(Beginning of Entries provided)

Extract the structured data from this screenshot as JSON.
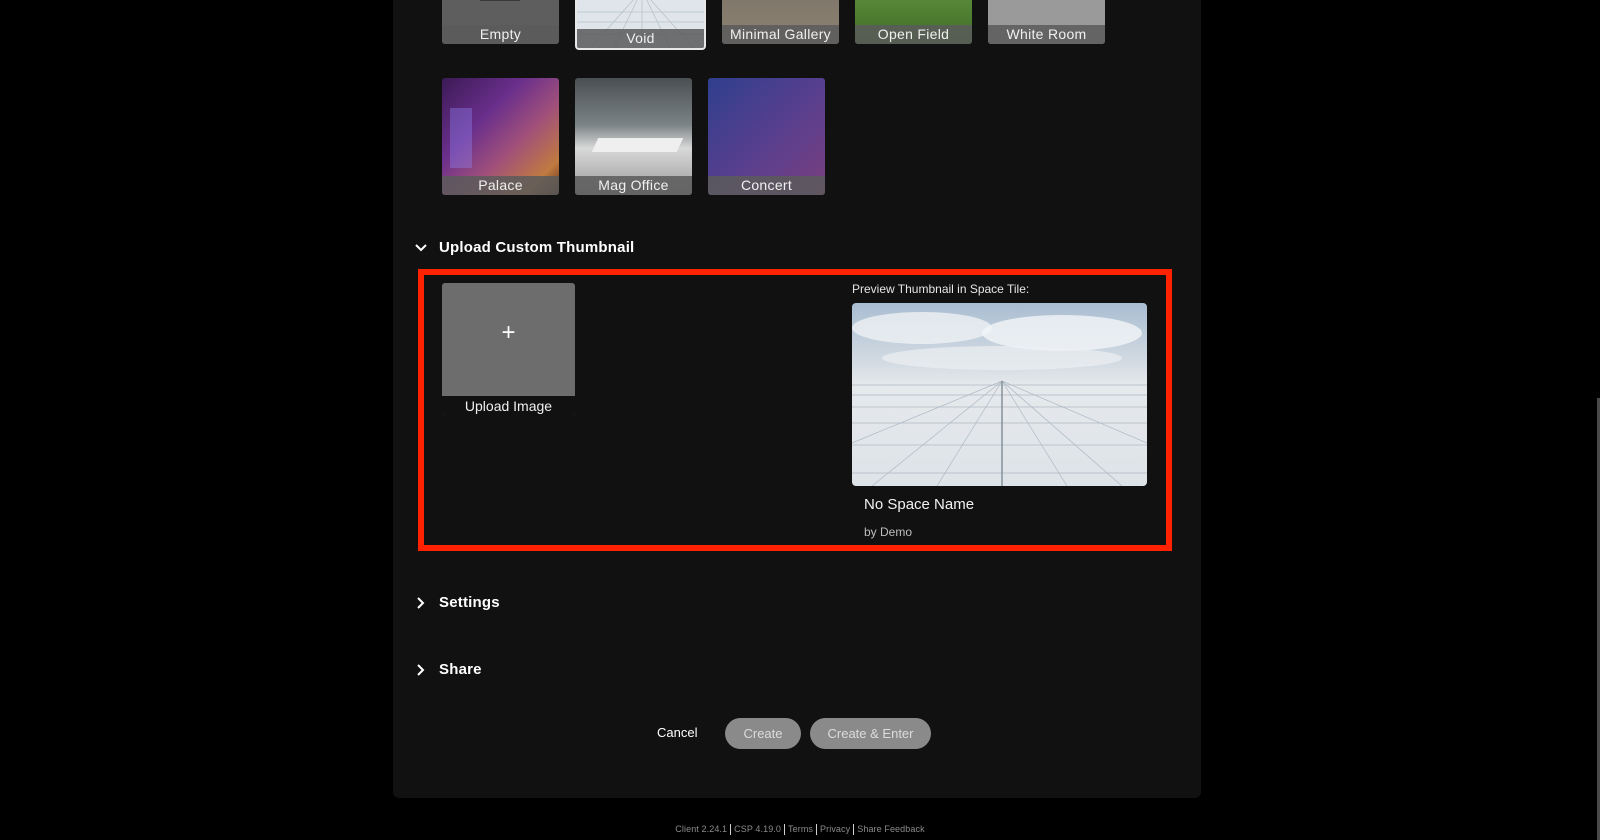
{
  "environments": {
    "row1": [
      {
        "name": "Empty"
      },
      {
        "name": "Void"
      },
      {
        "name": "Minimal Gallery"
      },
      {
        "name": "Open Field"
      },
      {
        "name": "White Room"
      }
    ],
    "row2": [
      {
        "name": "Palace"
      },
      {
        "name": "Mag Office"
      },
      {
        "name": "Concert"
      }
    ],
    "selected": "Void"
  },
  "upload_section": {
    "title": "Upload Custom Thumbnail",
    "upload_label": "Upload Image",
    "plus": "+",
    "preview_label": "Preview Thumbnail in Space Tile:",
    "space_name": "No Space Name",
    "space_by": "by Demo"
  },
  "settings": {
    "title": "Settings"
  },
  "share": {
    "title": "Share"
  },
  "actions": {
    "cancel": "Cancel",
    "create": "Create",
    "create_enter": "Create & Enter"
  },
  "footer": {
    "client": "Client 2.24.1",
    "csp": "CSP 4.19.0",
    "terms": "Terms",
    "privacy": "Privacy",
    "feedback": "Share Feedback"
  },
  "colors": {
    "highlight": "#ff2200",
    "panel": "#111111",
    "button_disabled": "#8a8a8a"
  }
}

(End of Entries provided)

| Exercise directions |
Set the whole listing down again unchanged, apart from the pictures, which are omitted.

| Solution to this task |
Extract the structured data from this screenshot as JSON.
{
  "environments": {
    "row1": [
      {
        "name": "Empty"
      },
      {
        "name": "Void"
      },
      {
        "name": "Minimal Gallery"
      },
      {
        "name": "Open Field"
      },
      {
        "name": "White Room"
      }
    ],
    "row2": [
      {
        "name": "Palace"
      },
      {
        "name": "Mag Office"
      },
      {
        "name": "Concert"
      }
    ],
    "selected": "Void"
  },
  "upload_section": {
    "title": "Upload Custom Thumbnail",
    "upload_label": "Upload Image",
    "plus": "+",
    "preview_label": "Preview Thumbnail in Space Tile:",
    "space_name": "No Space Name",
    "space_by": "by Demo"
  },
  "settings": {
    "title": "Settings"
  },
  "share": {
    "title": "Share"
  },
  "actions": {
    "cancel": "Cancel",
    "create": "Create",
    "create_enter": "Create & Enter"
  },
  "footer": {
    "client": "Client 2.24.1",
    "csp": "CSP 4.19.0",
    "terms": "Terms",
    "privacy": "Privacy",
    "feedback": "Share Feedback"
  },
  "colors": {
    "highlight": "#ff2200",
    "panel": "#111111",
    "button_disabled": "#8a8a8a"
  }
}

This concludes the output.